■ **Provided records**:
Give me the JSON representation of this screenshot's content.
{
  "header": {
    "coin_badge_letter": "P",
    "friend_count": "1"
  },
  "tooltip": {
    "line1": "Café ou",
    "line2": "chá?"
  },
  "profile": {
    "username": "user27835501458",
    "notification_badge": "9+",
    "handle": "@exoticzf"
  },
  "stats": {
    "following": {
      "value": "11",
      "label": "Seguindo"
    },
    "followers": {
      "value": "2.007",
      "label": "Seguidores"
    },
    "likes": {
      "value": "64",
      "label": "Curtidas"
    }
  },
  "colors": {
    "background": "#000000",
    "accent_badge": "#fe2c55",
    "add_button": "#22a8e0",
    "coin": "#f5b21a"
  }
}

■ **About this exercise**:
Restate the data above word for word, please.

■ **Task solution**:
Give me the JSON representation of this screenshot's content.
{
  "header": {
    "coin_badge_letter": "P",
    "friend_count": "1"
  },
  "tooltip": {
    "line1": "Café ou",
    "line2": "chá?"
  },
  "profile": {
    "username": "user27835501458",
    "notification_badge": "9+",
    "handle": "@exoticzf"
  },
  "stats": {
    "following": {
      "value": "11",
      "label": "Seguindo"
    },
    "followers": {
      "value": "2.007",
      "label": "Seguidores"
    },
    "likes": {
      "value": "64",
      "label": "Curtidas"
    }
  },
  "colors": {
    "background": "#000000",
    "accent_badge": "#fe2c55",
    "add_button": "#22a8e0",
    "coin": "#f5b21a"
  }
}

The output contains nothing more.